Planning You Child’s Post Secondary Education with RESP
To have a post secondary education is North America is something very expensive, and unless you are a wealthy family, you will have second thoughts about letting your children have them. If you want to let your children go to college someday, you should make plans for it because you might find yourself with a large financial burden if you don’t. If families are looking at having some financial security, then sending their kids to college is a big possibility.
If your children want to go to college then it can be possible through RESP or Registers Education Savings Plan. The RESP is a savings plan that can grow tax free and is something that is sponsored by the government. Money paid from the plan at maturity may be taxed as income for the student.
Private companies or individuals are the plan administrators and they can invest the money that they collect from the plan.
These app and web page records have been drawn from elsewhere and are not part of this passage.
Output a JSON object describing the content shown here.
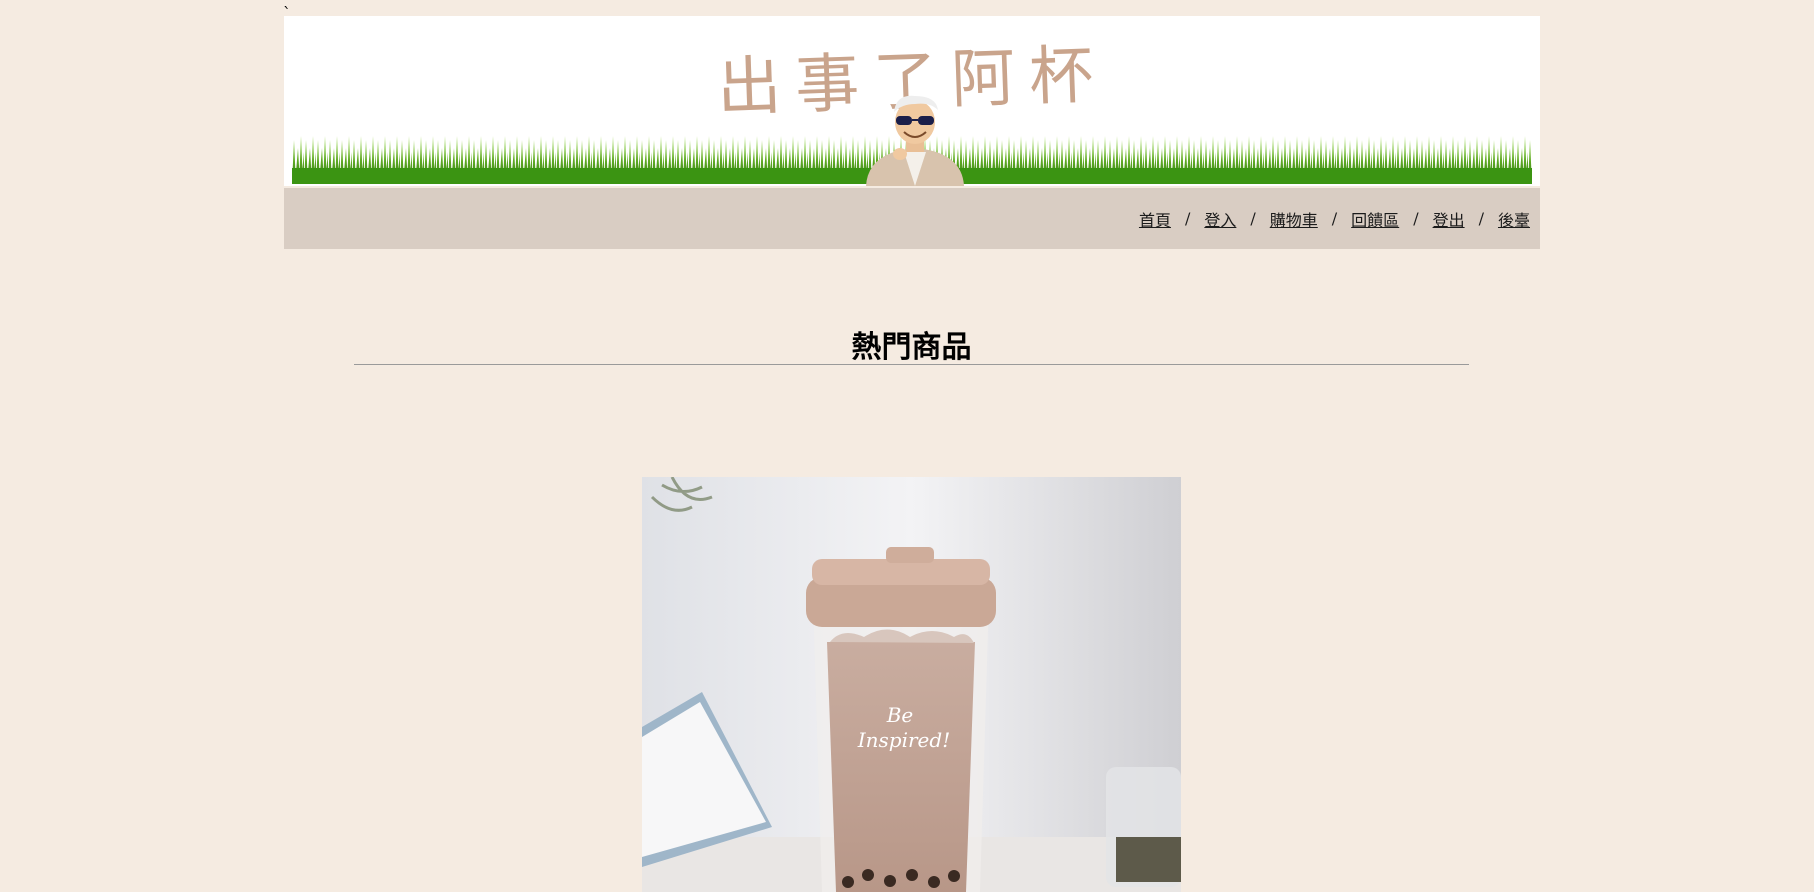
{
  "stray_char": "`",
  "banner": {
    "title": "出事了阿杯"
  },
  "nav": {
    "items": [
      "首頁",
      "登入",
      "購物車",
      "回饋區",
      "登出",
      "後臺"
    ],
    "separator": "/"
  },
  "section": {
    "title": "熱門商品"
  },
  "product_image": {
    "cup_text_line1": "Be",
    "cup_text_line2": "Inspired!"
  },
  "colors": {
    "page_background": "#f5ebe1",
    "nav_background": "#d9cdc3",
    "title_color": "#c9a48c",
    "grass_green": "#4aa817"
  }
}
Every year, the contributions can reach up to $4,000 per student beneficiary with a lifetime limit of $42,000 without any tax implications. Each student may have more than one plan but the limit is strictly per student.
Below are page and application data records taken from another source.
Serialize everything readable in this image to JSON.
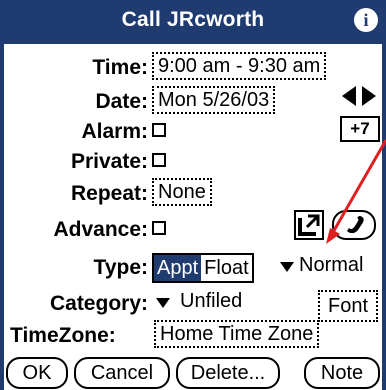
{
  "title": "Call JRcworth",
  "info_icon": "i",
  "fields": {
    "time_label": "Time:",
    "time_value": "9:00 am - 9:30 am",
    "date_label": "Date:",
    "date_value": "Mon 5/26/03",
    "alarm_label": "Alarm:",
    "private_label": "Private:",
    "repeat_label": "Repeat:",
    "repeat_value": "None",
    "advance_label": "Advance:",
    "type_label": "Type:",
    "type_options": [
      "Appt",
      "Float"
    ],
    "type_selected": "Appt",
    "type_dropdown": "Normal",
    "category_label": "Category:",
    "category_value": "Unfiled",
    "timezone_label": "TimeZone:",
    "timezone_value": "Home Time Zone"
  },
  "plus7_label": "+7",
  "font_button": "Font",
  "buttons": {
    "ok": "OK",
    "cancel": "Cancel",
    "delete": "Delete...",
    "note": "Note"
  },
  "colors": {
    "titlebar": "#1f3b6f",
    "annotation_arrow": "#e02020"
  },
  "icons": [
    "info-icon",
    "prev-day-arrow-icon",
    "next-day-arrow-icon",
    "checkbox-icon",
    "expand-icon",
    "phone-icon",
    "dropdown-triangle-icon"
  ]
}
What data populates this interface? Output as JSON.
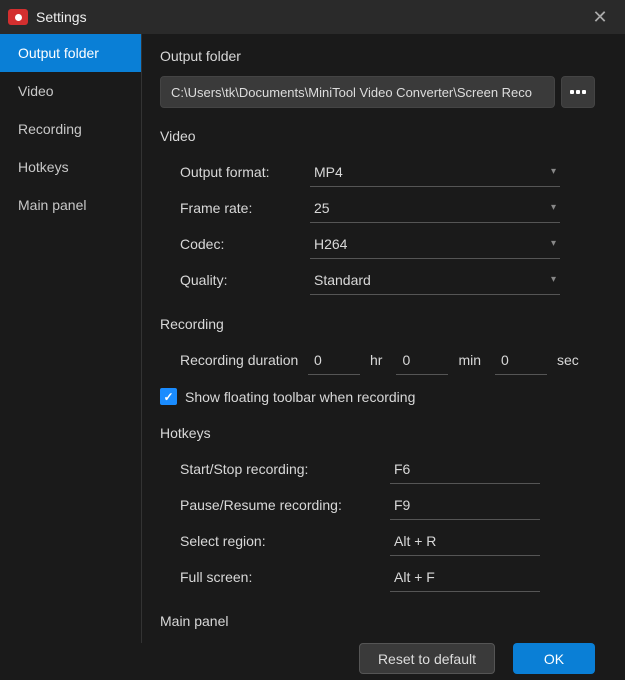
{
  "window": {
    "title": "Settings"
  },
  "sidebar": {
    "items": [
      {
        "label": "Output folder",
        "active": true
      },
      {
        "label": "Video"
      },
      {
        "label": "Recording"
      },
      {
        "label": "Hotkeys"
      },
      {
        "label": "Main panel"
      }
    ]
  },
  "output": {
    "title": "Output folder",
    "path": "C:\\Users\\tk\\Documents\\MiniTool Video Converter\\Screen Reco"
  },
  "video": {
    "title": "Video",
    "format_label": "Output format:",
    "format_value": "MP4",
    "framerate_label": "Frame rate:",
    "framerate_value": "25",
    "codec_label": "Codec:",
    "codec_value": "H264",
    "quality_label": "Quality:",
    "quality_value": "Standard"
  },
  "recording": {
    "title": "Recording",
    "duration_label": "Recording duration",
    "hr_value": "0",
    "hr_unit": "hr",
    "min_value": "0",
    "min_unit": "min",
    "sec_value": "0",
    "sec_unit": "sec",
    "checkbox_label": "Show floating toolbar when recording",
    "checkbox_checked": true
  },
  "hotkeys": {
    "title": "Hotkeys",
    "rows": [
      {
        "label": "Start/Stop recording:",
        "value": "F6"
      },
      {
        "label": "Pause/Resume recording:",
        "value": "F9"
      },
      {
        "label": "Select region:",
        "value": "Alt + R"
      },
      {
        "label": "Full screen:",
        "value": "Alt + F"
      }
    ]
  },
  "mainpanel": {
    "title": "Main panel"
  },
  "footer": {
    "reset": "Reset to default",
    "ok": "OK"
  }
}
One benefit of RESP is that the government will add 20% to the first $2,000 per calendar year or $400 up until and including when the student reaches his 17th birthday. The additional money given by the government is called the Canada Education Savings Grant or CESG, and this amount in not included in the annual limit for tax purposes.
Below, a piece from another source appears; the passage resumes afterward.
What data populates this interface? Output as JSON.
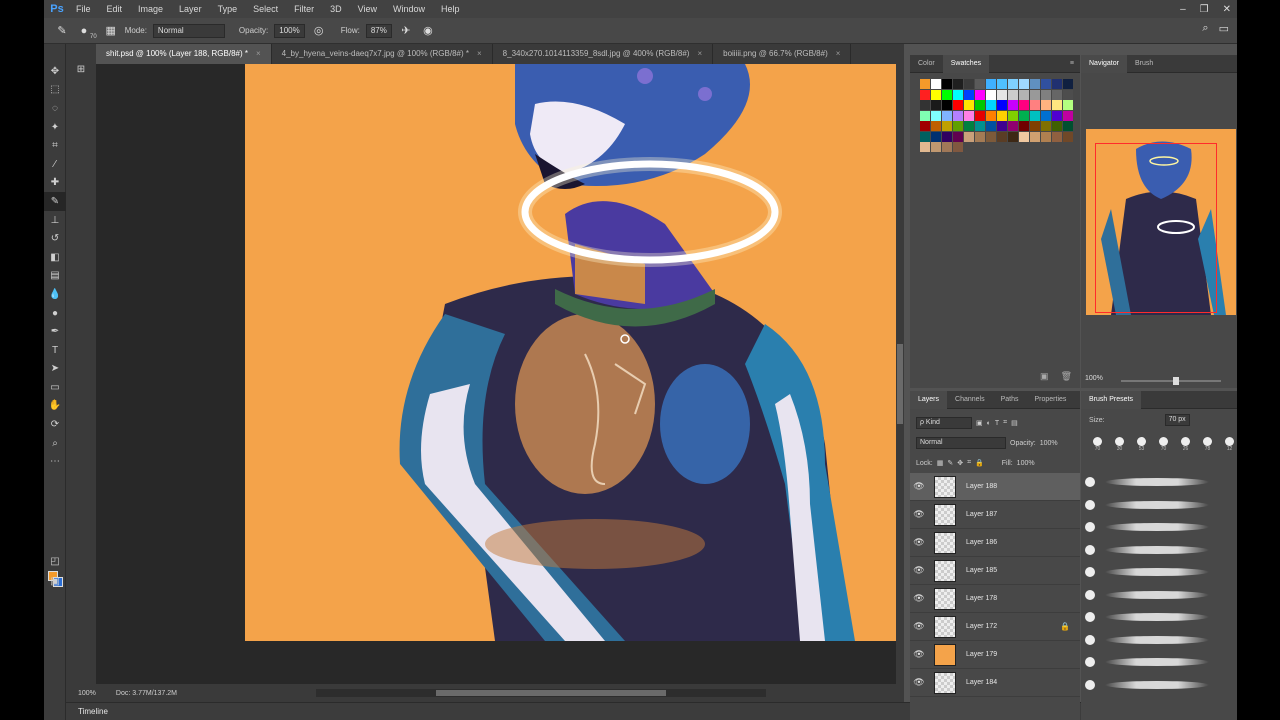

The maximum amount that any student can receive from the CESG is $7,200 over the plan’s lifetime. You can claim $800 of amounts not previously claimed from the CESG. If the RESP is not eventually used for educations purposes, the CESG payments will have to be repaid to the government.
Any student who is a resident of Canada and has a Social Insurance Number (SIN) can apply for RESP. This SIN must be provided to the promoter at the plan inception, and the one making the contributions are also required to provide their SIN.
The three different RESP plans are given below.
The non-family plan can only have one beneficiary but anyone can make contributions whenever they want for whatever much they want to pay.
The family plan can have one or more beneficiaries as long as they are blood relatives or adopted by the person making the contribution. There are no requirements as when you should pay and how much you are going to contribute.
The group plans have requirements of the amount that is paid and when it should be paid and are usually offered by foundations. Plans are given to age groups who share the contributions equally. Because of the complicated rules attached to the group plan, there is a need to do a thorough research together with the plan provider before committing to this plan.